Then they were contacted by the BC Family Hearing Resource Society (BCFHRS). That’s when they learned that their family was not the only one going through this and that there was a place where their beautiful baby boy could fit in.
“It has taken a long time, but now I am happy to talk to people about Luca’s hearing loss. We are so thankful to BCFHRS. Going there has not only taught Luca to communicate with the world and to interact with his deaf & hard-of-hearing peers but it has allowed him to become an independent little boy.” Luca’s mother continues. “Watching him become such a strong little human has made us stronger as parents and as a family.”
BC Family Hearing Resource Society is the largest not-for-profit organization in British Columbia serving children who are deaf and hard-of-hearing, aged birth to school-entry. For 37 years, they have been providing intervention, support, education, sign language instruction and peer-to-peer mentoring to families throughout the province.
Some information around childhood hearing loss in British Columbia:
- Approximately 100 babies are born deaf or hard-of-hearing in British Columbia each year
- Last fiscal year, BCFHRS served 406 families in 59 communities around the province
- The number of BCFHRS clients has increased by 49% in the last five years
- BCFHRS has three physical centres in Surrey, Victoria & Vancouver
- For families not living in proximity to these centres, we provide outreach services through telepractice and visits to their communities
- BCFHRS is the only specialized agency in BC to offer a wide variety of options in communication methods, including spoken language and American Sign Language (ASL)

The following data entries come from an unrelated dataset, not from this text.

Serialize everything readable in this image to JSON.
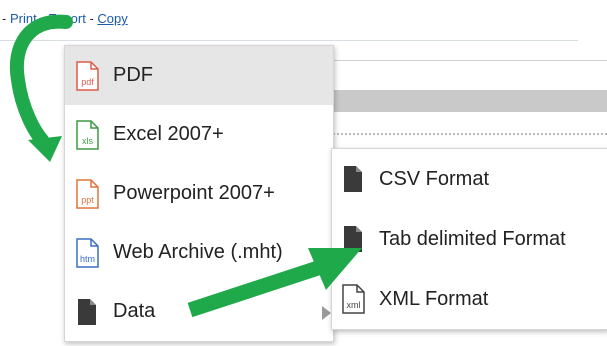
{
  "toplinks": {
    "sep1": "- ",
    "print": "Print",
    "sep2": " - ",
    "export": "Export",
    "sep3": " - ",
    "copy": "Copy"
  },
  "menu": {
    "items": [
      {
        "label": "PDF",
        "icon": "pdf-file-icon",
        "highlighted": true
      },
      {
        "label": "Excel 2007+",
        "icon": "xls-file-icon"
      },
      {
        "label": "Powerpoint 2007+",
        "icon": "ppt-file-icon"
      },
      {
        "label": "Web Archive (.mht)",
        "icon": "htm-file-icon"
      },
      {
        "label": "Data",
        "icon": "document-icon",
        "has_submenu": true
      }
    ]
  },
  "submenu": {
    "items": [
      {
        "label": "CSV Format",
        "icon": "document-icon"
      },
      {
        "label": "Tab delimited Format",
        "icon": "document-icon"
      },
      {
        "label": "XML Format",
        "icon": "xml-file-icon"
      }
    ]
  },
  "colors": {
    "link": "#1a5aa8",
    "highlight": "#e6e6e6",
    "pdf": "#e05a4a",
    "xls": "#3f9a46",
    "ppt": "#e0733c",
    "htm": "#3a6fc4",
    "annotation_arrow": "#1fa94a"
  },
  "icons": {
    "pdf_text": "pdf",
    "xls_text": "xls",
    "ppt_text": "ppt",
    "htm_text": "htm",
    "xml_text": "xml"
  }
}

Luca’s story is just one of the many, many stories of success and joy that we have heard over the past 37 years. We are excited to continue serving families, like Luca’s, for many more years to come.
For more information please visit them online at bcfamilyhearing.com or click on the button below.

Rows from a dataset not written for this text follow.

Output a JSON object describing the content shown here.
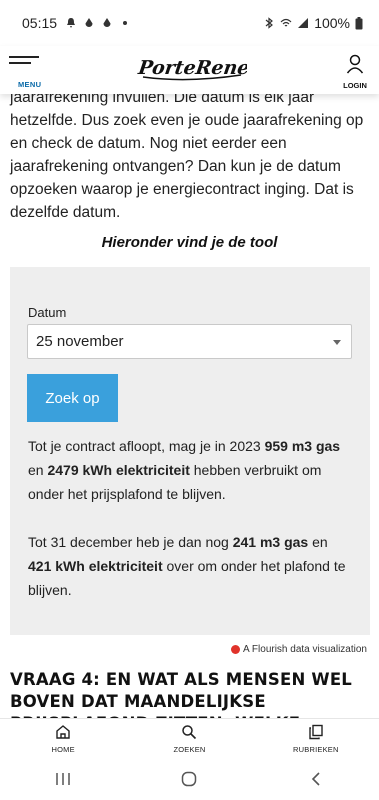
{
  "status_bar": {
    "time": "05:15",
    "battery": "100%"
  },
  "top_nav": {
    "menu_label": "MENU",
    "logo_text": "PorteRenee",
    "login_label": "LOGIN"
  },
  "article": {
    "paragraph": "jaarafrekening invullen. Die datum is elk jaar hetzelfde. Dus zoek even je oude jaarafrekening op en check de datum. Nog niet eerder een jaarafrekening ontvangen? Dan kun je de datum opzoeken waarop je energiecontract inging. Dat is dezelfde datum.",
    "tool_heading": "Hieronder vind je de tool"
  },
  "tool": {
    "datum_label": "Datum",
    "datum_value": "25 november",
    "button_label": "Zoek op",
    "result1": {
      "t1": "Tot je contract afloopt, mag je in 2023 ",
      "gas": "959 m3 gas",
      "t2": " en ",
      "elec": "2479 kWh elektriciteit",
      "t3": " hebben verbruikt om onder het prijsplafond te blijven."
    },
    "result2": {
      "t1": "Tot 31 december heb je dan nog ",
      "gas": "241 m3 gas",
      "t2": " en ",
      "elec": "421 kWh elektriciteit",
      "t3": " over om onder het plafond te blijven."
    }
  },
  "flourish_credit": "A Flourish data visualization",
  "next_heading": "VRAAG 4: EN WAT ALS MENSEN WEL BOVEN DAT MAANDELIJKSE PRIJSPLAFOND ZITTEN, WELKE",
  "bottom_nav": {
    "items": [
      {
        "label": "HOME",
        "icon": "home-icon"
      },
      {
        "label": "ZOEKEN",
        "icon": "search-icon"
      },
      {
        "label": "RUBRIEKEN",
        "icon": "copy-icon"
      }
    ]
  }
}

Nicola Wealth Gives Back Update
Nicola Wealth values the role companies play in making the world a better place. The Nicola Wealth Gives Back Charitable Committee is a board of Nicola Wealth staff, management, and spouses committed to developing and fostering a culture of giving. The Committee acts as facilitators for employees and partners to succeed with their charitable goals thereby giving back to the world in meaningful ways.
Fall 2020 Update

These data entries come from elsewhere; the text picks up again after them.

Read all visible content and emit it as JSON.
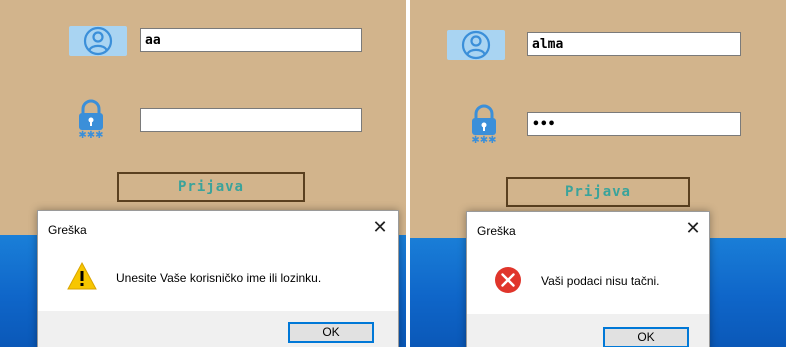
{
  "left": {
    "username_value": "aa",
    "password_value": "",
    "login_label": "Prijava",
    "dialog": {
      "title": "Greška",
      "close_symbol": "✕",
      "message": "Unesite Vaše korisničko ime ili lozinku.",
      "icon": "warning-icon",
      "ok_label": "OK"
    }
  },
  "right": {
    "username_value": "alma",
    "password_value": "•••",
    "login_label": "Prijava",
    "dialog": {
      "title": "Greška",
      "close_symbol": "✕",
      "message": "Vaši podaci nisu tačni.",
      "icon": "error-icon",
      "ok_label": "OK"
    }
  },
  "colors": {
    "form_background": "#d2b48c",
    "login_text": "#3aa39b",
    "login_border": "#5a4020",
    "user_icon_bg": "#a9d4f2",
    "icon_blue": "#3b8fd9",
    "warning_yellow": "#f7c600",
    "error_red": "#e0352b",
    "desktop_blue": "#0f66c9",
    "ok_border": "#0078d7"
  }
}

The Nicola Wealth Gives Back Committee has had a big year and is excited to give an update.
With COVID-19 many of the charities we support were struggling to raise funds as key fundraising events had to be cancelled and services had to be modified. So the Charitable Committee provided all committed donations up front in Q1 2020.
We also wanted to highlight the charities and how they have had to modify their services, as well as bring up their fundraising needs to our community. So we sent a brief questionnaire to all the charities we support and very week have featured a different charity alongside their questionnaire. All the Charity x COVID-19 features can be found here.
In this time of need we also wanted to support the charities that the Nicola Wealth staff cared about, so we put out a contest where staff could name the charities they had supported during the COVID-19 pandemic. The instruction was that out of everyone that entered three people would be chosen at random to receive a gift card. We then surprised staff by giving a donation to every charity that was mentioned in the contest.
In August we hosted a Cassie and Friends virtual run, where staff could run a 5k in support of Cassie and Friends. We had about 20 staff come out to Jericho Beach in Vancouver to safely run a 5k. In true Cassie and Friends style, Champagne and snacks were provided for after the run.
For Thanksgiving the Charity Committee also donated $100,000 to Food Banks across Canada to give back to those who need it most.